Thumbs down: no cell phone reception (although I’d put this in the thumbs up column)

Canoeing the New River in NC

New RiverLast month good friends invited our family to their mountain cabin along the South Fork of the New River near West Jefferson, NC.  Though this was my first time on this river in NC, being back on the New River reminded me of past trips whitewater rafting through West Virginia or lazily tubing the New River Junction near Blacksburg, VA.  We made those trips before we had kids so it was fun to share this trip with our kids and new friends we’ve met since having kids.

The New River is unique in that it flows south to north and is believed to be one of the oldest rivers in North America, and maybe the world.  This ancient river begins in the mountains near the TN-NC border, flows north through NC, VA and WV where it joins with the Gauley River (I’ve always wanted to raft during the fall release dates) to become the Kanawha River and eventually flows to the Gulf of Mexico via the Ohio & Mississippi Rivers. Portions of the New River in NC flow through different access points to the New River State Park where you can camp, hike, canoe, kayak, fish, or any combination of those.  While we spent a lot of our weekend exploring the private area around the cabin, wading in the family-friendly river, or teaching the kids to kayak, my friend Annie and I got out for a few hours on Saturday afternoon for a relaxing canoe trip.

IMG_5566After an exhilarating drive down one-lane gravel roads in an old Chevy truck with a canoe in tow we arrived at a small put-in near the intersection of Dog Creek Rd and Joe Little Rd.  The bank is steep and the pathway to the water is narrow and overgrown on the sides, but it made for a quick water entrance.  Joe Little Rd is a narrow one-wayish road, so use caution when driving.  It was a beautiful day to be on the river so we passed quite a few tubers, kayakers, and fishermen.  The water was pretty brisk, so it felt good to be dry in the canoe.  Along our way we passed Wootens Mill on Dog Creek Rd, which is no longer in service but dates back to the 1770s.  We also passed the Wagoner Access portion of the New River State Park on the south side of the river.  We saw lots of tents set up for weekend camping and canoe put-in areas.

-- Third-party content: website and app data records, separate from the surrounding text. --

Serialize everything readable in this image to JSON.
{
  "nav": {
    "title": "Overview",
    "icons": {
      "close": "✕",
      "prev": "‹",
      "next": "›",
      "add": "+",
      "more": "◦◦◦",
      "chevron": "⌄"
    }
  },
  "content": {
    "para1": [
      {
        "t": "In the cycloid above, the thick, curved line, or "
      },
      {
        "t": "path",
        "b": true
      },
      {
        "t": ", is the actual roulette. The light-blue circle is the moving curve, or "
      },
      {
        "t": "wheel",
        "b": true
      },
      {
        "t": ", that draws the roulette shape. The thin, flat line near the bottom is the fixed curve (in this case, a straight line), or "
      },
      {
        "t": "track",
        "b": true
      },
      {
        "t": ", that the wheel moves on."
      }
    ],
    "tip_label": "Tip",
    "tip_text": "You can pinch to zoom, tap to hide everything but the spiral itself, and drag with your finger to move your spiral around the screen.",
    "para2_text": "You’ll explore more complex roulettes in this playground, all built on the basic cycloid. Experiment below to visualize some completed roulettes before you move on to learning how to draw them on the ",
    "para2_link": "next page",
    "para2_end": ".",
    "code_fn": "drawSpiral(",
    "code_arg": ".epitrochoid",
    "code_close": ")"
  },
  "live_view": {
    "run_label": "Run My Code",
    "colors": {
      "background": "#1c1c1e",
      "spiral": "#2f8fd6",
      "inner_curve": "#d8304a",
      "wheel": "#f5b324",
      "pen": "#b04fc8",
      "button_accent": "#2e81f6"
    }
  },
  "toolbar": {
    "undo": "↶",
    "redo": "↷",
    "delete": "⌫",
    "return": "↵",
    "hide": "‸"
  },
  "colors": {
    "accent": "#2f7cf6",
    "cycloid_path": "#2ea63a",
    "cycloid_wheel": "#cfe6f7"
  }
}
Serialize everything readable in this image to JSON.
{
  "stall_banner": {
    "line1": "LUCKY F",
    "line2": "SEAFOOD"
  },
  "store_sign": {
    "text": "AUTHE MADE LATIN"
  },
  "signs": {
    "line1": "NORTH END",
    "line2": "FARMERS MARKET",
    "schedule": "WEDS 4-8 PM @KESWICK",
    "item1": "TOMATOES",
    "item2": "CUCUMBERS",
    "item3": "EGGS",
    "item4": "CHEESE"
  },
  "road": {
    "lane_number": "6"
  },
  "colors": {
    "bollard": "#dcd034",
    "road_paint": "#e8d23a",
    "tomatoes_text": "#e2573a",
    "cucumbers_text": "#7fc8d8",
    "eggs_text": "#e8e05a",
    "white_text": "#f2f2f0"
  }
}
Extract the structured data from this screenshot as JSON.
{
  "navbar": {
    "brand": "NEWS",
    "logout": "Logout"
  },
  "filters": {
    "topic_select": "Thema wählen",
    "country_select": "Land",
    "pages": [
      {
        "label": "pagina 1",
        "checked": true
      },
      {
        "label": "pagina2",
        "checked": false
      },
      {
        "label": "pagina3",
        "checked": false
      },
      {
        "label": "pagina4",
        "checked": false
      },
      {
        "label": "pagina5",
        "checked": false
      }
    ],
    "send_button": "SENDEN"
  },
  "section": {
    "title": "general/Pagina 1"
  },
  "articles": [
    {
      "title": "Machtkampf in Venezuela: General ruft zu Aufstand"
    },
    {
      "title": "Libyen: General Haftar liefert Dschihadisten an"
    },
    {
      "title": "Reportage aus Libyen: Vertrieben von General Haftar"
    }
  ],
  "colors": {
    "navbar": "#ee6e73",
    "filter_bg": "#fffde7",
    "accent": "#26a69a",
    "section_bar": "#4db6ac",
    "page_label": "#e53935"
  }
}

We made a quick pit stop back at the house to refill our cooler before heading further upstream (remember, the river flows south to north).  We made our way over a few mini rapids and shortly passed the River Bend campsite area of the New River State Park that features primitive canoe-in only camping.  With the exception of the flowing water and birds (and our girl talk), the river is void of any other sounds as it snakes through the Blue Ridge Mountains.  After awhile we pulled the canoe out near a shallow rocky area to take a break.  The river rocks feature those smooth, round shapes so we easily laid down in the water to chill.  After a few more minutes of deciding we needed to start a yoga retreat on the river we paddled some more to a popular swimming hole.  We pulled the canoe out near a small island and swam to the large rock to jump into the deep water below.  It was heavenly!

After paddling a bit more we called our ride home as we reached the take-out spot near Absher Rd/Gentry Rd Bridge.  It was late afternoon when we got out, so we had to wait a few minutes before we could pull out the canoe.  With stops, it took us about 3 hours to go about 6 miles on the river. With its gentle, shallow waters and tranquil rapids the South Fork of the New River offers so many family-friendly or beginner adventures.  The river’s beauty is something to experience first-hand and I can’t wait to get back here again!

Additional Resources:

Thumbs up: lots of shallow wading spots for little ones, camping/canoe options at New River State Park, beautiful scenery along river, river’s beauty and tranquility, gentle and mild rapids are great for families and beginners

Thumbs down: nothing to report